=== Begin Enclosure ===

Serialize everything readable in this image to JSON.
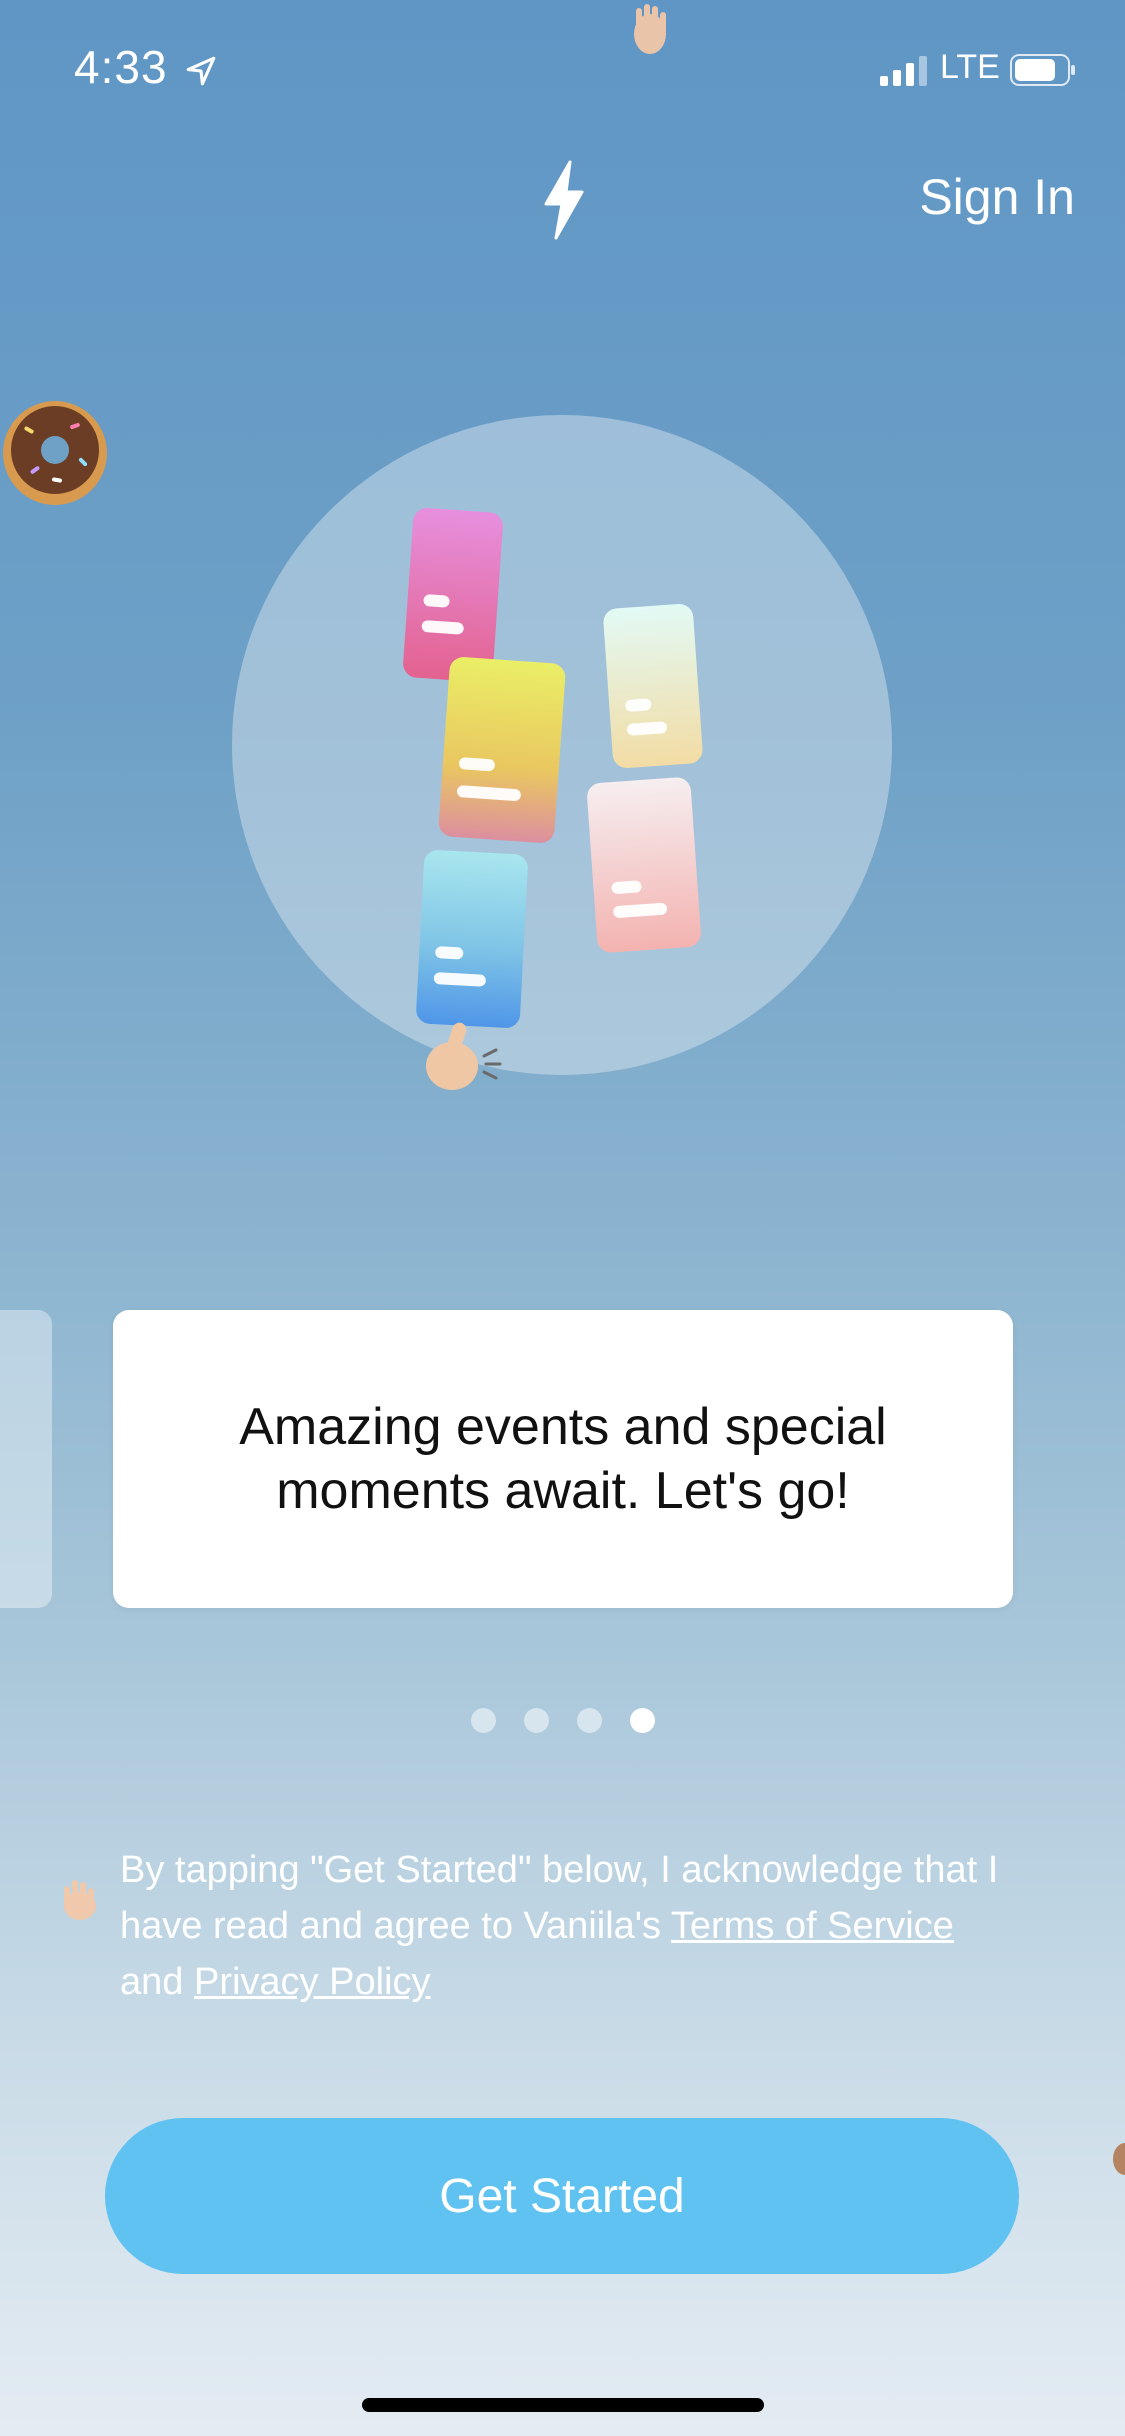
{
  "status_bar": {
    "time": "4:33",
    "network": "LTE",
    "icons": [
      "location-arrow-icon",
      "signal-icon",
      "battery-icon"
    ]
  },
  "header": {
    "sign_in_label": "Sign In",
    "logo_icon": "lightning-bolt-icon"
  },
  "carousel": {
    "text": "Amazing events and special moments await. Let's go!",
    "page_count": 4,
    "active_page": 4
  },
  "legal": {
    "prefix": "By tapping \"Get Started\" below, I acknowledge that I have read and agree to Vaniila's ",
    "terms_label": "Terms of Service",
    "middle": " and ",
    "privacy_label": "Privacy Policy"
  },
  "cta": {
    "label": "Get Started"
  },
  "colors": {
    "cta": "#5fc2f1",
    "background_top": "#5f96c5",
    "background_bottom": "#e4ecf3",
    "card": "#ffffff"
  }
}
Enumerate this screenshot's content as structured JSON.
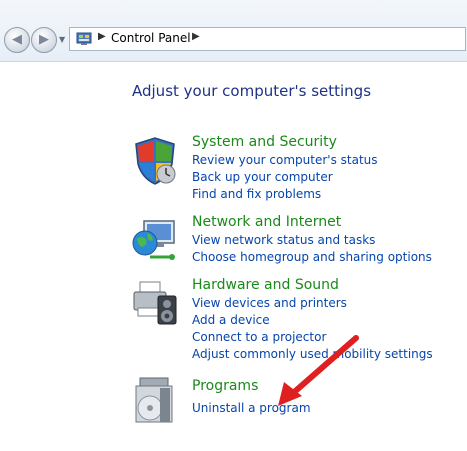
{
  "breadcrumb": {
    "label": "Control Panel"
  },
  "page_title": "Adjust your computer's settings",
  "categories": [
    {
      "title": "System and Security",
      "icon": "shield-icon",
      "links": [
        "Review your computer's status",
        "Back up your computer",
        "Find and fix problems"
      ]
    },
    {
      "title": "Network and Internet",
      "icon": "network-globe-icon",
      "links": [
        "View network status and tasks",
        "Choose homegroup and sharing options"
      ]
    },
    {
      "title": "Hardware and Sound",
      "icon": "printer-speaker-icon",
      "links": [
        "View devices and printers",
        "Add a device",
        "Connect to a projector",
        "Adjust commonly used mobility settings"
      ]
    },
    {
      "title": "Programs",
      "icon": "programs-disc-icon",
      "links": [
        "Uninstall a program"
      ]
    }
  ],
  "colors": {
    "title": "#1e3287",
    "category": "#1a8a1a",
    "link": "#0645ad",
    "arrow": "#e02020"
  }
}
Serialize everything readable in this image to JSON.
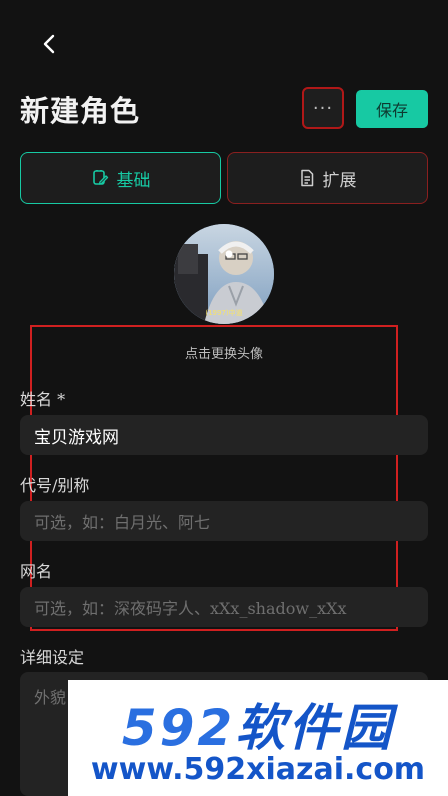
{
  "header": {
    "title": "新建角色",
    "more_label": "···",
    "save_label": "保存"
  },
  "tabs": [
    {
      "label": "基础",
      "icon": "edit-note-icon",
      "active": true
    },
    {
      "label": "扩展",
      "icon": "document-icon",
      "active": false
    }
  ],
  "avatar": {
    "caption": "点击更换头像",
    "subtitle_text": "(1997)中道"
  },
  "form": {
    "name": {
      "label": "姓名 *",
      "value": "宝贝游戏网"
    },
    "alias": {
      "label": "代号/别称",
      "placeholder": "可选，如：白月光、阿七"
    },
    "net_name": {
      "label": "网名",
      "placeholder": "可选，如：深夜码字人、xXx_shadow_xXx"
    },
    "details": {
      "label": "详细设定",
      "placeholder": "外貌"
    }
  },
  "watermark": {
    "brand_num": "592",
    "brand_cn": "软件园",
    "url": "www.592xiazai.com"
  },
  "colors": {
    "accent": "#17c9a3",
    "highlight": "#d02020",
    "background": "#121212"
  }
}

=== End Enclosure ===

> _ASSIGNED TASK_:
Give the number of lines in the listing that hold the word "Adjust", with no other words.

> _RESPONSE BELOW_:
2